(Items listed in a dataset)
>>>

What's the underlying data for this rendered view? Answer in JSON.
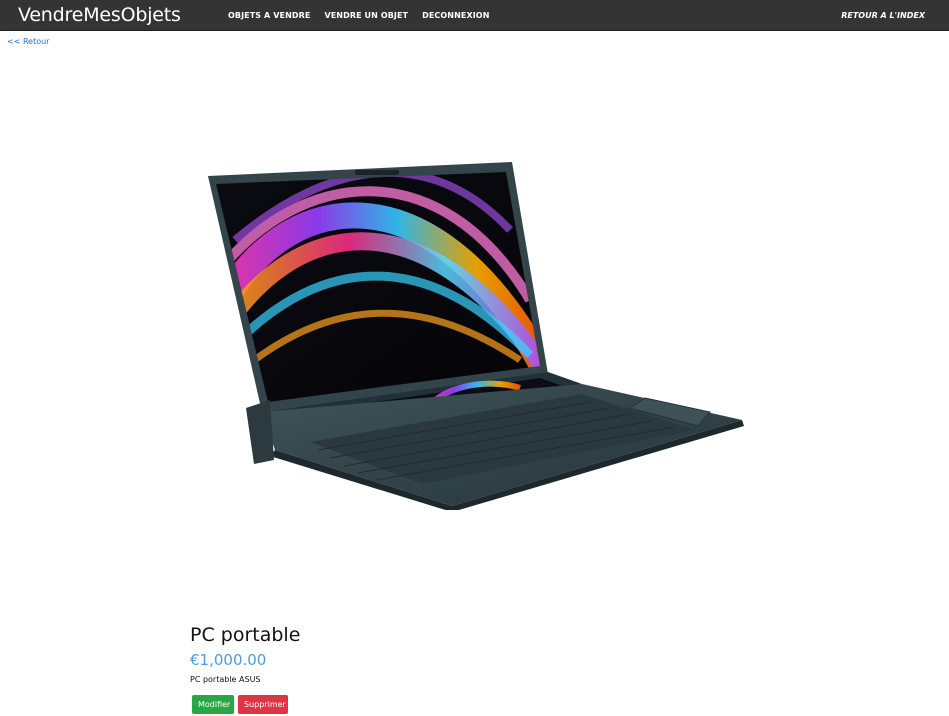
{
  "navbar": {
    "brand": "VendreMesObjets",
    "links": [
      "OBJETS A VENDRE",
      "VENDRE UN OBJET",
      "DECONNEXION"
    ],
    "right_link": "RETOUR A L'INDEX",
    "background": "#343434"
  },
  "back_link": "<< Retour",
  "product": {
    "title": "PC portable",
    "price": "€1,000.00",
    "description": "PC portable ASUS",
    "image_icon": "laptop-image"
  },
  "actions": {
    "modify_label": "Modifier",
    "delete_label": "Supprimer",
    "modify_color": "#28a745",
    "delete_color": "#dc3545"
  }
}
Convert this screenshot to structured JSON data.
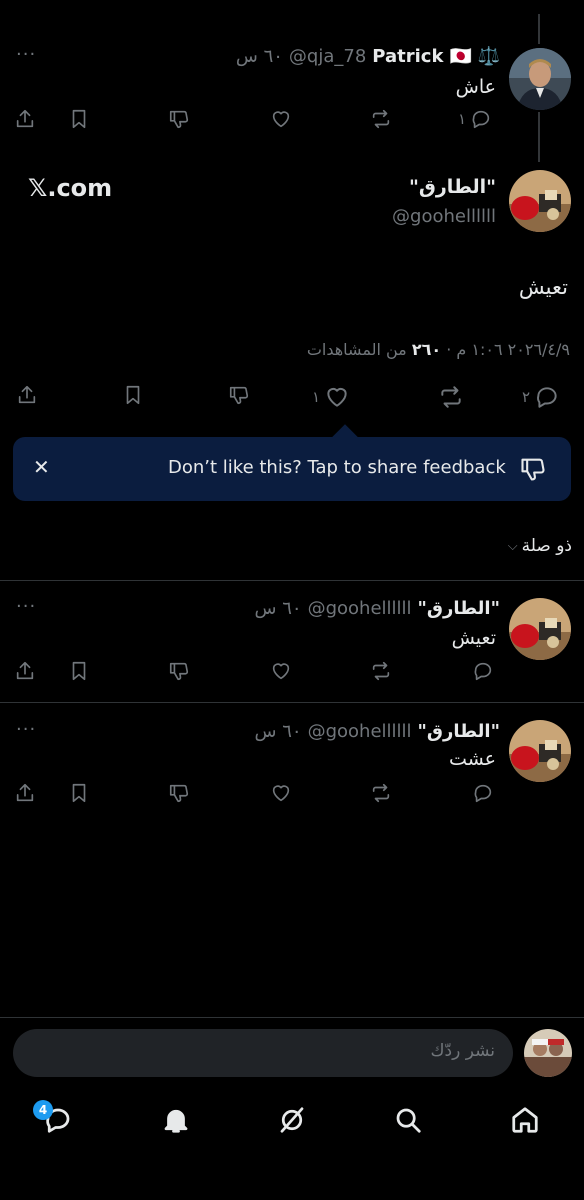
{
  "colors": {
    "background": "#000000",
    "text": "#e7e9ea",
    "muted": "#71767b",
    "accent": "#1d9bf0",
    "feedback_bg": "#0b1d3f"
  },
  "parent_tweet": {
    "name": "Patrick",
    "badges": "🇯🇵 ⚖️",
    "handle": "@qja_78",
    "time": "٦٠ س",
    "text": "عاش",
    "more": "···",
    "reply_count": "١",
    "icons": [
      "share-icon",
      "bookmark-icon",
      "dislike-icon",
      "like-icon",
      "retweet-icon",
      "reply-icon"
    ]
  },
  "main_tweet": {
    "name": "\"الطارق\"",
    "handle": "@goohellllll",
    "watermark": "𝕏.com",
    "text": "تعيش",
    "date_line": "٤/٩/‏٢٠٢٦‏ ١:٠٦ م",
    "views_count": "٢٦٠",
    "views_label": "من المشاهدات",
    "reply_count": "٢",
    "like_count": "١"
  },
  "feedback": {
    "text": "Don’t like this? Tap to share feedback",
    "close": "✕"
  },
  "sort": {
    "label": "ذو صلة"
  },
  "replies": [
    {
      "name": "\"الطارق\"",
      "handle": "@goohellllll",
      "time": "٦٠ س",
      "text": "تعيش",
      "more": "···"
    },
    {
      "name": "\"الطارق\"",
      "handle": "@goohellllll",
      "time": "٦٠ س",
      "text": "عشت",
      "more": "···"
    }
  ],
  "composer": {
    "placeholder": "نشر ردّك"
  },
  "bottom_nav": {
    "badge_count": "4",
    "items": [
      "messages-icon",
      "notifications-icon",
      "grok-icon",
      "search-icon",
      "home-icon"
    ]
  }
}
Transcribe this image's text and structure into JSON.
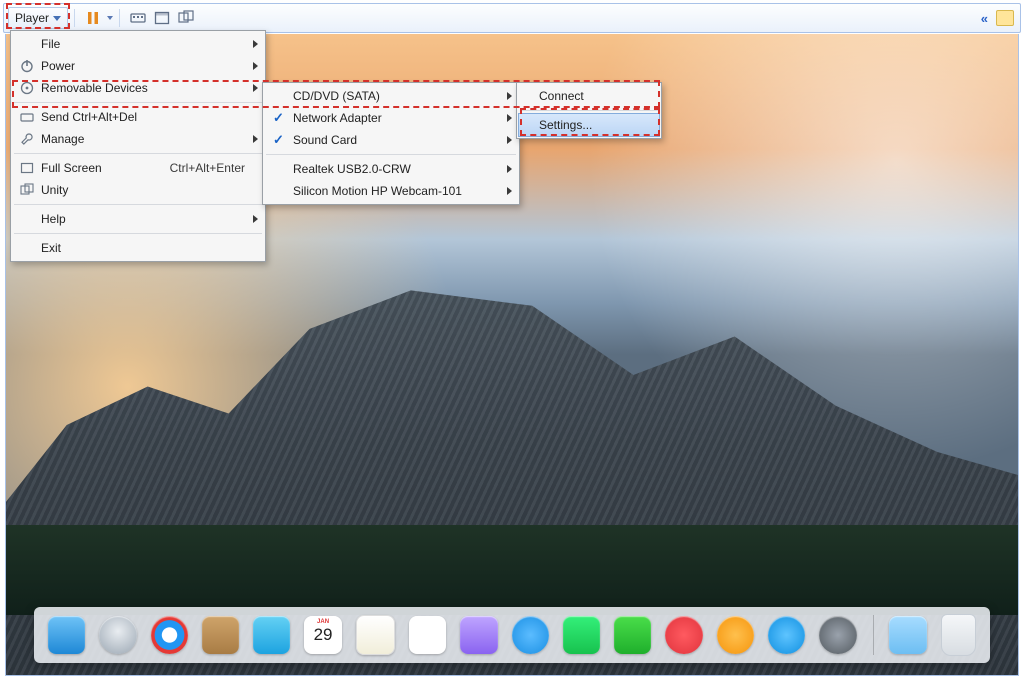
{
  "toolbar": {
    "player_label": "Player"
  },
  "menu_main": {
    "file": "File",
    "power": "Power",
    "removable": "Removable Devices",
    "send_cad": "Send Ctrl+Alt+Del",
    "manage": "Manage",
    "fullscreen": "Full Screen",
    "fullscreen_shortcut": "Ctrl+Alt+Enter",
    "unity": "Unity",
    "help": "Help",
    "exit": "Exit"
  },
  "menu_devices": {
    "cddvd": "CD/DVD (SATA)",
    "netadapter": "Network Adapter",
    "soundcard": "Sound Card",
    "realtek": "Realtek USB2.0-CRW",
    "webcam": "Silicon Motion HP Webcam-101"
  },
  "menu_cddvd": {
    "connect": "Connect",
    "settings": "Settings..."
  },
  "dock": {
    "calendar_day": "29",
    "calendar_month": "JAN"
  }
}
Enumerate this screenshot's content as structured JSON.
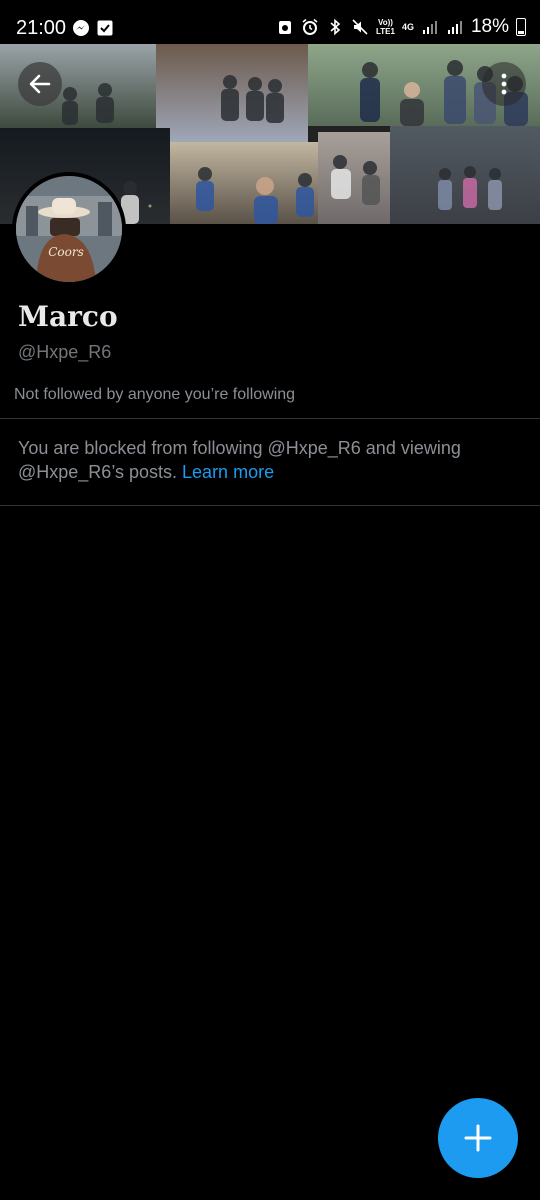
{
  "status_bar": {
    "time": "21:00",
    "network_volte": "Vo))\nLTE1",
    "network_4g": "4G",
    "battery_percent": "18%",
    "icons": [
      "messenger-icon",
      "checklist-icon",
      "vpn-icon",
      "alarm-icon",
      "bluetooth-icon",
      "mute-icon",
      "signal-icon",
      "battery-icon"
    ]
  },
  "header": {
    "back_icon": "arrow-left-icon",
    "more_icon": "more-vertical-icon"
  },
  "profile": {
    "display_name": "Marco",
    "handle": "@Hxpe_R6",
    "followed_by": "Not followed by anyone you’re following",
    "blocked_text": "You are blocked from following @Hxpe_R6 and viewing @Hxpe_R6’s posts.",
    "learn_more": "Learn more",
    "avatar_hat_text": "Coors"
  },
  "fab": {
    "icon": "plus-icon"
  },
  "colors": {
    "background": "#000000",
    "text_primary": "#e7e9ea",
    "text_secondary": "#71767b",
    "accent": "#1d9bf0",
    "divider": "#2f3336"
  }
}
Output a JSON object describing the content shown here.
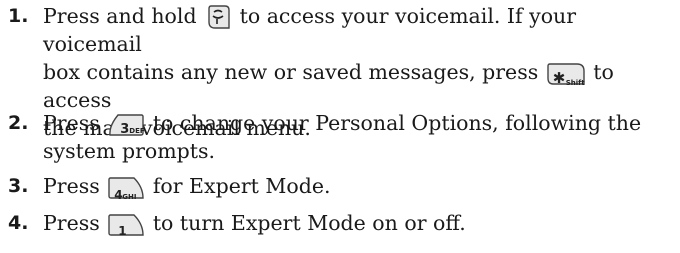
{
  "steps": [
    {
      "number": "1.",
      "lines": [
        {
          "a": "Press and hold ",
          "key": "voicemail-key",
          "b": " to access your voicemail. If your voicemail"
        },
        {
          "a": "box contains any new or saved messages, press ",
          "key": "star-shift-key",
          "b": " to access"
        },
        {
          "a": "the main voicemail menu.",
          "key": null,
          "b": ""
        }
      ]
    },
    {
      "number": "2.",
      "lines": [
        {
          "a": "Press ",
          "key": "3-def-key",
          "b": " to change your Personal Options, following the"
        },
        {
          "a": "system prompts.",
          "key": null,
          "b": ""
        }
      ]
    },
    {
      "number": "3.",
      "lines": [
        {
          "a": "Press ",
          "key": "4-ghi-key",
          "b": " for Expert Mode."
        }
      ]
    },
    {
      "number": "4.",
      "lines": [
        {
          "a": "Press ",
          "key": "1-key",
          "b": " to turn Expert Mode on or off."
        }
      ]
    }
  ],
  "keys": {
    "star": {
      "glyph": "✱",
      "sub": "Shift"
    },
    "three": {
      "digit": "3",
      "sub": "DEF"
    },
    "four": {
      "digit": "4",
      "sub": "GHI"
    },
    "one": {
      "digit": "1"
    }
  }
}
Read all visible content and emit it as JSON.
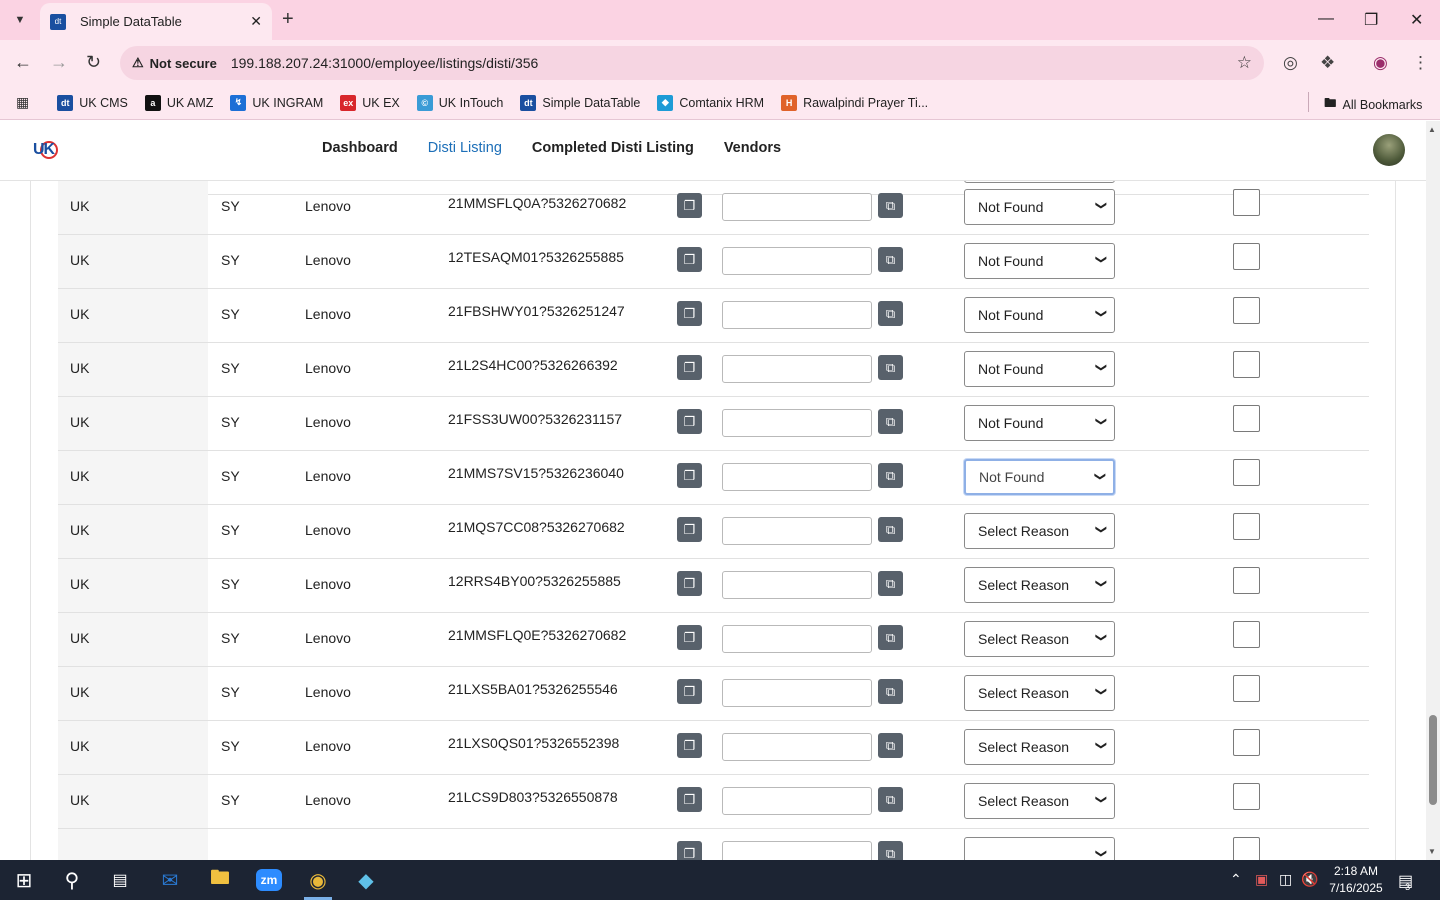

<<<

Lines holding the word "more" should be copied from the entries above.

> [Solution to this problem]:
    "more": "···",
      "more": "···"
      "more": "···"
    "more_icon": "more-vertical-icon"
    "learn_more": "Learn more",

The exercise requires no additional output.